What makes people want to buy a home?
Privacy, proximity to family and friends, ambiance, environment and a sense of community all contribute to the emotional side. Tax breaks, transportation, amenities, and the opportunity to build equity are also factors. But the number one reason people buy homes is the desire to own a home, with the desire for more space a close second.
So why rent? During the economic downturn of 2008, housing lost value for five straight years, illustrating the risks of homeownership. In 2013, despite a dramatic turnaround in housing prices and sales volume, a study by the Joint Center for Housing Centers at Harvard University found that buyers are still skittish.
"Unemployment has remained stubbornly high and incomes have fallen, straining household budgets," wrote researchers. "In this environment, renting offers a flexible housing choice that enables households to adapt to changing financial circumstances—including the need to relocate quickly, whether to find a more affordable home or to take a job elsewhere in the country."
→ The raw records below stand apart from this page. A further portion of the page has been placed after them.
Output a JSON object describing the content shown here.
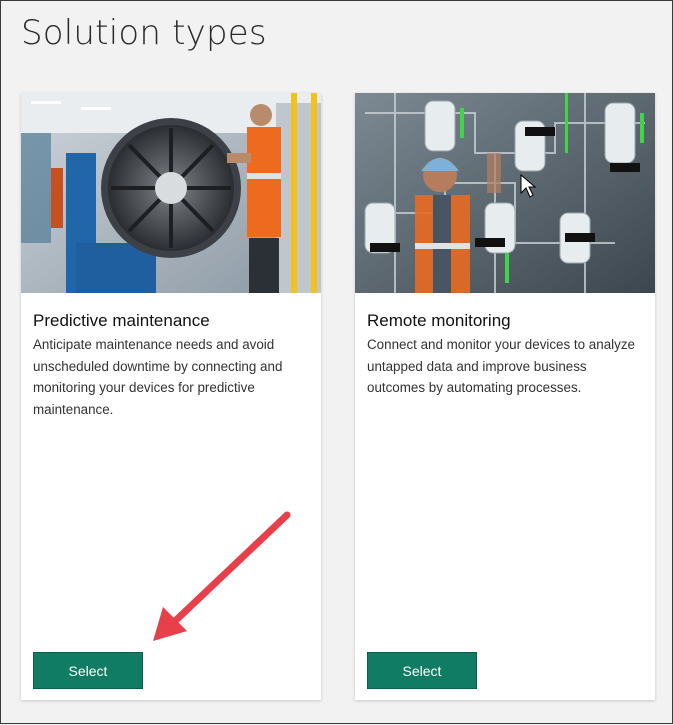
{
  "page": {
    "title": "Solution types"
  },
  "cards": [
    {
      "title": "Predictive maintenance",
      "description": "Anticipate maintenance needs and avoid unscheduled downtime by connecting and monitoring your devices for predictive maintenance.",
      "button_label": "Select",
      "image_icon": "jet-engine-technician-photo"
    },
    {
      "title": "Remote monitoring",
      "description": "Connect and monitor your devices to analyze untapped data and improve business outcomes by automating processes.",
      "button_label": "Select",
      "image_icon": "industrial-control-panel-photo"
    }
  ],
  "colors": {
    "button": "#107c63",
    "annotation_arrow": "#e8404a",
    "background": "#f2f2f2"
  }
}
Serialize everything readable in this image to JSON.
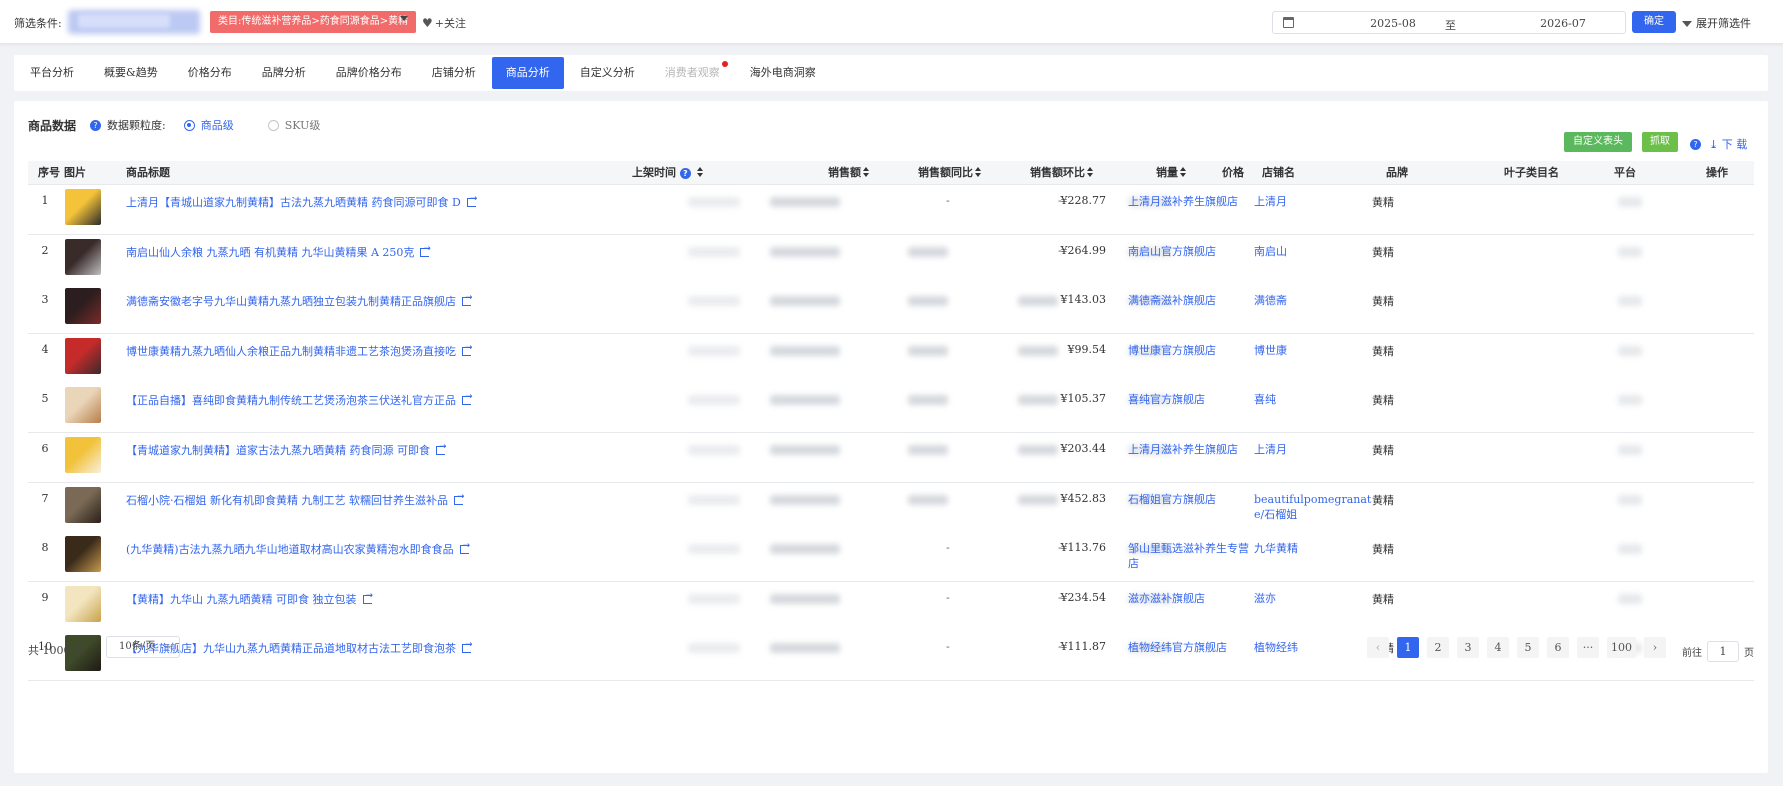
{
  "filter": {
    "label": "筛选条件:",
    "category_tag": "类目:传统滋补营养品>药食同源食品>黄精",
    "follow_label": "+关注",
    "date_start": "2025-08",
    "date_sep": "至",
    "date_end": "2026-07",
    "confirm_label": "确定",
    "expand_label": "展开筛选件"
  },
  "tabs": [
    {
      "label": "平台分析"
    },
    {
      "label": "概要&趋势"
    },
    {
      "label": "价格分布"
    },
    {
      "label": "品牌分析"
    },
    {
      "label": "品牌价格分布"
    },
    {
      "label": "店铺分析"
    },
    {
      "label": "商品分析"
    },
    {
      "label": "自定义分析"
    },
    {
      "label": "消费者观察"
    },
    {
      "label": "海外电商洞察"
    }
  ],
  "panel": {
    "title": "商品数据",
    "granularity_label": "数据颗粒度:",
    "option_item": "商品级",
    "option_sku": "SKU级",
    "custom_header_btn": "自定义表头",
    "fetch_btn": "抓取",
    "download_label": "下 载"
  },
  "columns": {
    "idx": "序号",
    "img": "图片",
    "title": "商品标题",
    "listed": "上架时间",
    "sales": "销售额",
    "yoy": "销售额同比",
    "mom": "销售额环比",
    "volume": "销量",
    "price": "价格",
    "shop": "店铺名",
    "brand": "品牌",
    "leaf": "叶子类目名",
    "platform": "平台",
    "action": "操作"
  },
  "rows": [
    {
      "idx": "1",
      "title": "上清月【青城山道家九制黄精】古法九蒸九晒黄精 药食同源可即食 D",
      "yoy": "-",
      "mom": "-",
      "price": "¥228.77",
      "shop": "上清月滋补养生旗舰店",
      "brand": "上清月",
      "leaf": "黄精"
    },
    {
      "idx": "2",
      "title": "南启山仙人余粮 九蒸九晒 有机黄精 九华山黄精果 A 250克",
      "yoy": "",
      "mom": "-",
      "price": "¥264.99",
      "shop": "南启山官方旗舰店",
      "brand": "南启山",
      "leaf": "黄精"
    },
    {
      "idx": "3",
      "title": "满德斋安徽老字号九华山黄精九蒸九晒独立包装九制黄精正品旗舰店",
      "yoy": "",
      "mom": "",
      "price": "¥143.03",
      "shop": "满德斋滋补旗舰店",
      "brand": "满德斋",
      "leaf": "黄精"
    },
    {
      "idx": "4",
      "title": "博世康黄精九蒸九晒仙人余粮正品九制黄精非遗工艺茶泡煲汤直接吃",
      "yoy": "",
      "mom": "",
      "price": "¥99.54",
      "shop": "博世康官方旗舰店",
      "brand": "博世康",
      "leaf": "黄精"
    },
    {
      "idx": "5",
      "title": "【正品自播】喜纯即食黄精九制传统工艺煲汤泡茶三伏送礼官方正品",
      "yoy": "",
      "mom": "",
      "price": "¥105.37",
      "shop": "喜纯官方旗舰店",
      "brand": "喜纯",
      "leaf": "黄精"
    },
    {
      "idx": "6",
      "title": "【青城道家九制黄精】道家古法九蒸九晒黄精 药食同源 可即食",
      "yoy": "",
      "mom": "",
      "price": "¥203.44",
      "shop": "上清月滋补养生旗舰店",
      "brand": "上清月",
      "leaf": "黄精"
    },
    {
      "idx": "7",
      "title": "石榴小院·石榴姐 新化有机即食黄精 九制工艺 软糯回甘养生滋补品",
      "yoy": "",
      "mom": "",
      "price": "¥452.83",
      "shop": "石榴姐官方旗舰店",
      "brand": "beautifulpomegranate/石榴姐",
      "leaf": "黄精"
    },
    {
      "idx": "8",
      "title": "(九华黄精)古法九蒸九晒九华山地道取材高山农家黄精泡水即食食品",
      "yoy": "-",
      "mom": "-",
      "price": "¥113.76",
      "shop": "邹山里甄选滋补养生专营店",
      "brand": "九华黄精",
      "leaf": "黄精"
    },
    {
      "idx": "9",
      "title": "【黄精】九华山 九蒸九晒黄精 可即食 独立包装",
      "yoy": "-",
      "mom": "-",
      "price": "¥234.54",
      "shop": "滋亦滋补旗舰店",
      "brand": "滋亦",
      "leaf": "黄精"
    },
    {
      "idx": "10",
      "title": "【九华旗舰店】九华山九蒸九晒黄精正品道地取材古法工艺即食泡茶",
      "yoy": "-",
      "mom": "-",
      "price": "¥111.87",
      "shop": "植物经纬官方旗舰店",
      "brand": "植物经纬",
      "leaf": "黄精"
    }
  ],
  "footer": {
    "total": "共 1000 条",
    "page_size": "10条/页",
    "pages": [
      "1",
      "2",
      "3",
      "4",
      "5",
      "6",
      "···",
      "100"
    ],
    "goto_prefix": "前往",
    "goto_value": "1",
    "goto_suffix": "页"
  },
  "colors": {
    "accent": "#3366ee",
    "tag_red": "#f26b6b",
    "green": "#5cb85c"
  }
}
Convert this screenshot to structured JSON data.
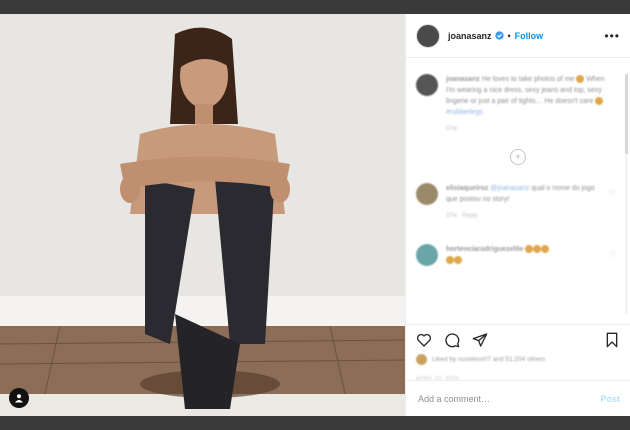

For most households, renting is less of a financial stretch than buying a home. Even in the best of times, homeowners must come up with a substantial amount of cash to cover the downpayment and closing costs, as well as be prepared for upcoming repairs and maintenance. While renters typically have to pay a security deposit plus the last month's rent, the total outlay is usually more modest than the upfront costs of buying. Equally important, renters who want to move do not incur the steep costs associated with selling a home.
Renting also brings greater certainty to household budgeting because tenants do not have to cover the costs of unexpected but necessary home repairs. Owning a home, however, requires money, time, and skill to manage its upkeep. Renting transfers responsibility for maintenance to a landlord, reducing risk and worry for those who prefer to avoid these obligations.
Renting was the best port in the storm, particularly when rental prices dropped in many areas as well. For many, the freedom from maintenance issues and the ability to move when and where they want, is preferable to the long-term commitment to owning a home.
Beginning in 2009, the edge began to move to homeownership. Due to still-low home prices and rising rents, The Center for Housing Policy predicted that home buyers who purchase can build equity within four years, about the same length of time it takes to recoup closing costs. The reason building equity is important is that you can take money out of the home when you leave, which is not possible for renters.
So how do you know if it's better for you to rent or buy a home?
Calculate the true numbers
To make your rent-vs-buy analysis accurate, you must compare similar home sizes in the same area.
For example, if your area's homes rent for $1.00 a square foot, then it will cost you about $2,400 to rent a 2,400 square-foot home. But if homes in the same area are selling for $130 per square foot, then to buy will cost you $312,000.
Your monthly house payment depends on how much you put down. If you put 5% down, you are financing $296,400. At an interest rate of 5.5%, your monthly payment is $1,808, or about $2,513 adding in property taxes at a taxable rate of two percent.
Even though you're paying slightly more to buy than rent the same property, you'll typically earn $37,883 in equity in just five years just by paying your mortgage down.
To calculate these numbers yourself, Click here
One of the disadvantages of renting is that rents can go up. If you get a fixed-rate mortgage, your costs will stay the same, although hazard insurance and property taxes can rise. However, rental insurance can rise, too.
Last but not least, you'll spend $150,780 including taxes on your home in five years, or you can spend $144,000 on the same amount of rent, pocketing $6,780. But with zero deductions, you'll lose the 2% a year in property tax deductions or $6,240 annually, or an additional $31,200 over the five-year period.
Renting is a convenience, and a great hedge when property prices are spiraling downward, but for long-term gain, tax benefits and equity is a better bet.
To find out what rents and sales prices are per square foot in your area, ask your real estate professional. He or she can provide you with a rent VS buy analysis customized for you and your budget.